*** Data provided ***

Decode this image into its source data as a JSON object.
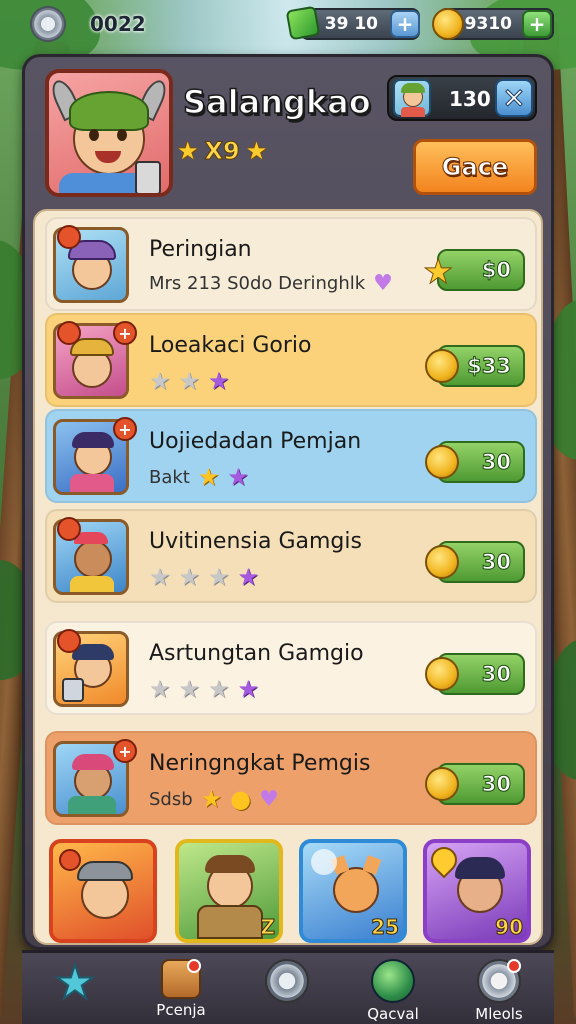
{
  "top": {
    "score": "0022",
    "gems": "39 10",
    "coins": "9310"
  },
  "profile": {
    "name": "Salangkao",
    "rating_text": "X9",
    "friend_count": "130",
    "action_button": "Gace"
  },
  "rows": [
    {
      "name": "Peringian",
      "sub": "Mrs 213 S0do Deringhlk",
      "price": "$0",
      "bg": "#f7ecd7"
    },
    {
      "name": "Loeakaci Gorio",
      "sub": "",
      "price": "$33",
      "bg": "#fbd27a"
    },
    {
      "name": "Uojiedadan Pemjan",
      "sub": "Bakt",
      "price": "30",
      "bg": "#9fd3f0"
    },
    {
      "name": "Uvitinensia Gamgis",
      "sub": "",
      "price": "30",
      "bg": "#f4dfb8"
    },
    {
      "name": "Asrtungtan Gamgio",
      "sub": "",
      "price": "30",
      "bg": "#fbf2e2"
    },
    {
      "name": "Neringngkat Pemgis",
      "sub": "Sdsb",
      "price": "30",
      "bg": "#eea06a"
    }
  ],
  "cards": [
    {
      "num": "",
      "color": "#d9421f"
    },
    {
      "num": "Z",
      "color": "#e2b81c"
    },
    {
      "num": "25",
      "color": "#2f8bd6"
    },
    {
      "num": "90",
      "color": "#8a3fc6"
    }
  ],
  "nav": [
    {
      "label": "",
      "icon": "star-icon"
    },
    {
      "label": "Pcenja",
      "icon": "shop-icon"
    },
    {
      "label": "",
      "icon": "settings-icon"
    },
    {
      "label": "Qacval",
      "icon": "globe-icon"
    },
    {
      "label": "Mleols",
      "icon": "gear-icon"
    }
  ]
}
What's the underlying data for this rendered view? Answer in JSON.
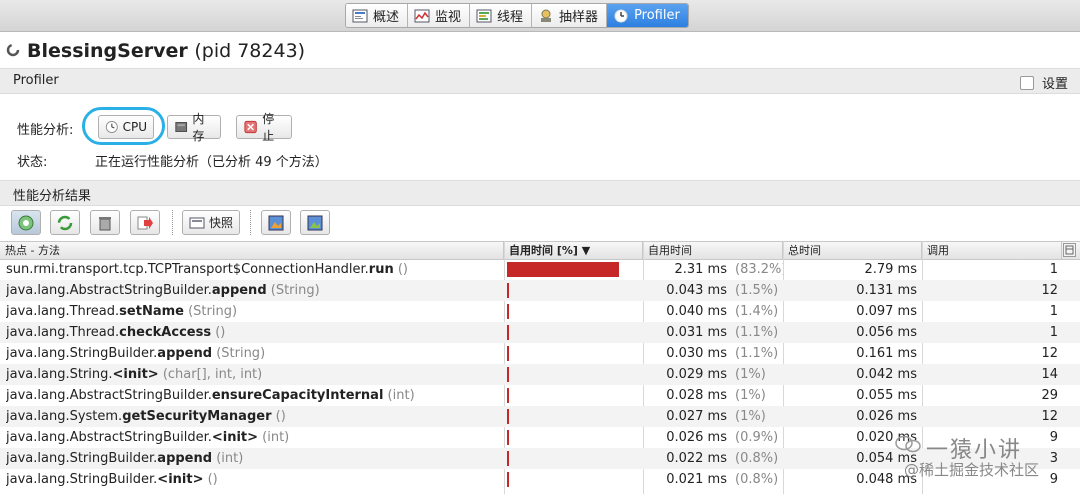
{
  "tabs": [
    {
      "label": "概述",
      "icon": "overview-icon"
    },
    {
      "label": "监视",
      "icon": "monitor-icon"
    },
    {
      "label": "线程",
      "icon": "threads-icon"
    },
    {
      "label": "抽样器",
      "icon": "sampler-icon"
    },
    {
      "label": "Profiler",
      "icon": "profiler-icon",
      "active": true
    }
  ],
  "app": {
    "name": "BlessingServer",
    "pid": "(pid 78243)"
  },
  "profiler_section": {
    "label": "Profiler",
    "settings_label": "设置"
  },
  "controls": {
    "analysis_label": "性能分析:",
    "cpu_label": "CPU",
    "memory_label": "内存",
    "stop_label": "停止",
    "status_label": "状态:",
    "status_text": "正在运行性能分析（已分析 49 个方法）"
  },
  "results_section": {
    "label": "性能分析结果",
    "snapshot_label": "快照"
  },
  "table": {
    "columns": [
      "热点 - 方法",
      "自用时间 [%] ▼",
      "自用时间",
      "总时间",
      "调用"
    ],
    "rows": [
      {
        "cls": "sun.rmi.transport.tcp.TCPTransport$ConnectionHandler.",
        "method": "run",
        "args": " ()",
        "self_pct": 83.2,
        "self_ms": "2.31 ms",
        "self_pct_text": "(83.2%)",
        "total": "2.79 ms",
        "calls": "1"
      },
      {
        "cls": "java.lang.AbstractStringBuilder.",
        "method": "append",
        "args": " (String)",
        "self_pct": 1.5,
        "self_ms": "0.043 ms",
        "self_pct_text": "(1.5%)",
        "total": "0.131 ms",
        "calls": "12"
      },
      {
        "cls": "java.lang.Thread.",
        "method": "setName",
        "args": " (String)",
        "self_pct": 1.4,
        "self_ms": "0.040 ms",
        "self_pct_text": "(1.4%)",
        "total": "0.097 ms",
        "calls": "1"
      },
      {
        "cls": "java.lang.Thread.",
        "method": "checkAccess",
        "args": " ()",
        "self_pct": 1.1,
        "self_ms": "0.031 ms",
        "self_pct_text": "(1.1%)",
        "total": "0.056 ms",
        "calls": "1"
      },
      {
        "cls": "java.lang.StringBuilder.",
        "method": "append",
        "args": " (String)",
        "self_pct": 1.1,
        "self_ms": "0.030 ms",
        "self_pct_text": "(1.1%)",
        "total": "0.161 ms",
        "calls": "12"
      },
      {
        "cls": "java.lang.String.",
        "method": "<init>",
        "args": " (char[], int, int)",
        "self_pct": 1.0,
        "self_ms": "0.029 ms",
        "self_pct_text": "(1%)",
        "total": "0.042 ms",
        "calls": "14"
      },
      {
        "cls": "java.lang.AbstractStringBuilder.",
        "method": "ensureCapacityInternal",
        "args": " (int)",
        "self_pct": 1.0,
        "self_ms": "0.028 ms",
        "self_pct_text": "(1%)",
        "total": "0.055 ms",
        "calls": "29"
      },
      {
        "cls": "java.lang.System.",
        "method": "getSecurityManager",
        "args": " ()",
        "self_pct": 1.0,
        "self_ms": "0.027 ms",
        "self_pct_text": "(1%)",
        "total": "0.026 ms",
        "calls": "12"
      },
      {
        "cls": "java.lang.AbstractStringBuilder.",
        "method": "<init>",
        "args": " (int)",
        "self_pct": 0.9,
        "self_ms": "0.026 ms",
        "self_pct_text": "(0.9%)",
        "total": "0.020 ms",
        "calls": "9"
      },
      {
        "cls": "java.lang.StringBuilder.",
        "method": "append",
        "args": " (int)",
        "self_pct": 0.8,
        "self_ms": "0.022 ms",
        "self_pct_text": "(0.8%)",
        "total": "0.054 ms",
        "calls": "3"
      },
      {
        "cls": "java.lang.StringBuilder.",
        "method": "<init>",
        "args": " ()",
        "self_pct": 0.8,
        "self_ms": "0.021 ms",
        "self_pct_text": "(0.8%)",
        "total": "0.048 ms",
        "calls": "9"
      }
    ]
  },
  "watermark": {
    "title": "一猿小讲",
    "subtitle": "@稀土掘金技术社区"
  },
  "colors": {
    "accent": "#2d7fe0",
    "bar": "#c62828",
    "highlight": "#2ab0e6"
  }
}
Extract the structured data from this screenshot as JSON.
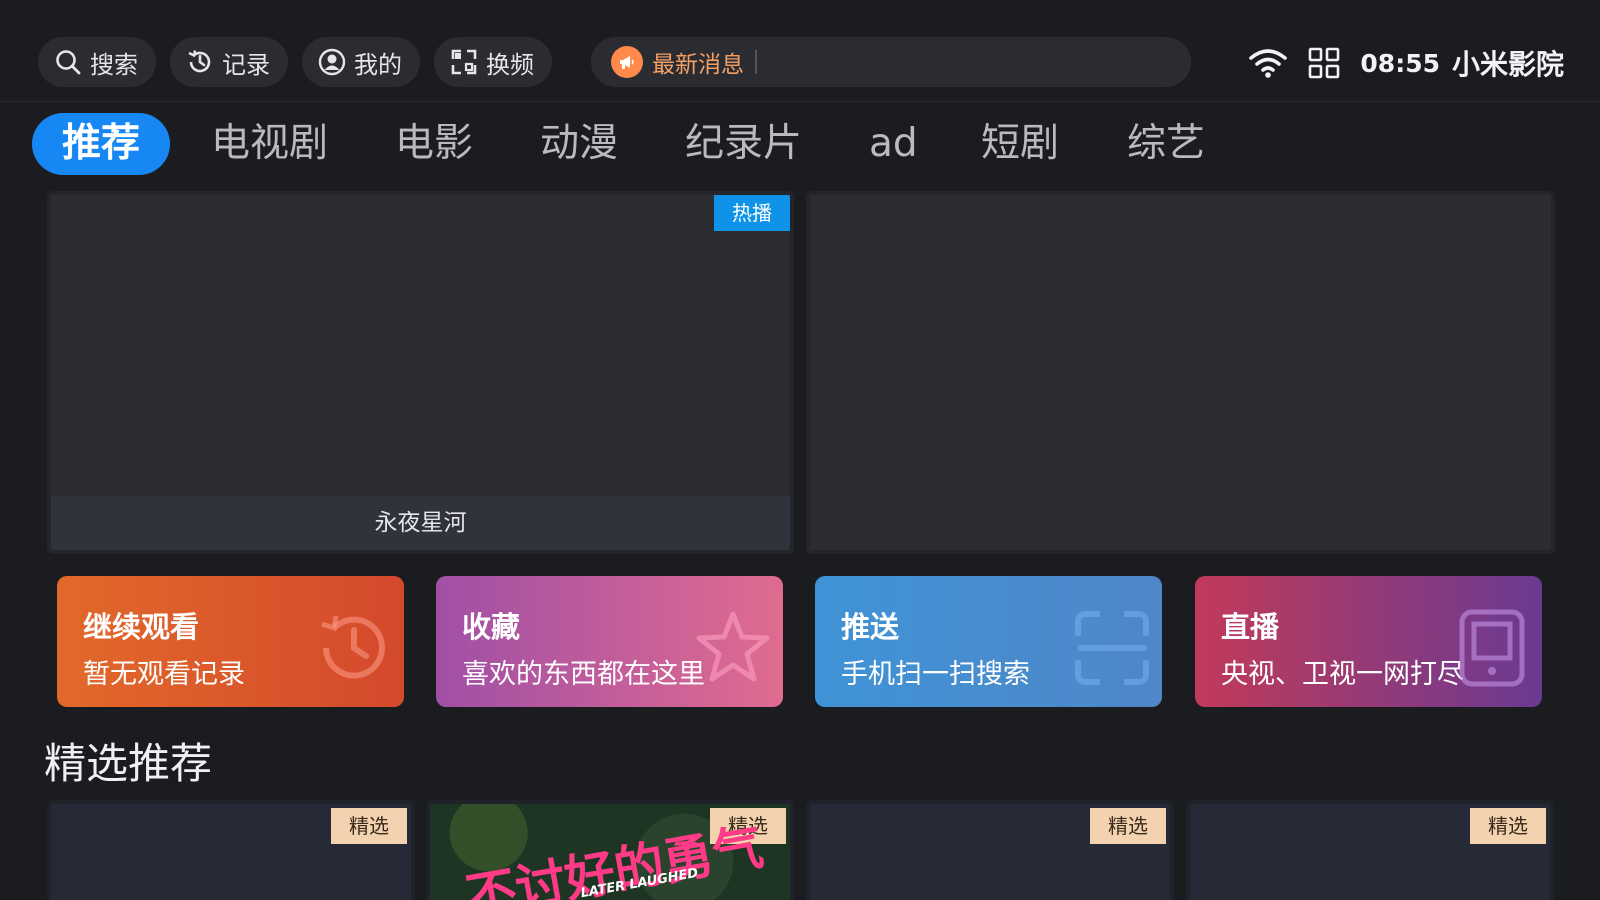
{
  "topbar": {
    "search_label": "搜索",
    "history_label": "记录",
    "profile_label": "我的",
    "switch_label": "换频",
    "news_label": "最新消息",
    "clock": "08:55",
    "brand": "小米影院"
  },
  "tabs": [
    {
      "label": "推荐",
      "active": true
    },
    {
      "label": "电视剧"
    },
    {
      "label": "电影"
    },
    {
      "label": "动漫"
    },
    {
      "label": "纪录片"
    },
    {
      "label": "ad"
    },
    {
      "label": "短剧"
    },
    {
      "label": "综艺"
    }
  ],
  "hero": {
    "left_caption": "永夜星河",
    "left_badge": "热播"
  },
  "cards": {
    "continue": {
      "title": "继续观看",
      "sub": "暂无观看记录"
    },
    "favorites": {
      "title": "收藏",
      "sub": "喜欢的东西都在这里"
    },
    "push": {
      "title": "推送",
      "sub": "手机扫一扫搜索"
    },
    "live": {
      "title": "直播",
      "sub": "央视、卫视一网打尽"
    }
  },
  "featured": {
    "title": "精选推荐",
    "badge": "精选",
    "poster_title": "不讨好的勇气",
    "poster_subtitle": "LATER LAUGHED"
  },
  "colors": {
    "accent": "#1787f3",
    "background": "#1b1c20",
    "hot_badge": "#0f93e8",
    "pick_badge": "#f3d2b0"
  }
}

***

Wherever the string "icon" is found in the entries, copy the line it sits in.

      "icon": "star-icon"
      "icon": "shop-icon"
      "icon": "settings-icon"
      "icon": "globe-icon"
      "icon": "gear-icon"
      "icon": "overview-icon"
      "icon": "monitor-icon"
      "icon": "threads-icon"
      "icon": "sampler-icon"
      "icon": "profiler-icon",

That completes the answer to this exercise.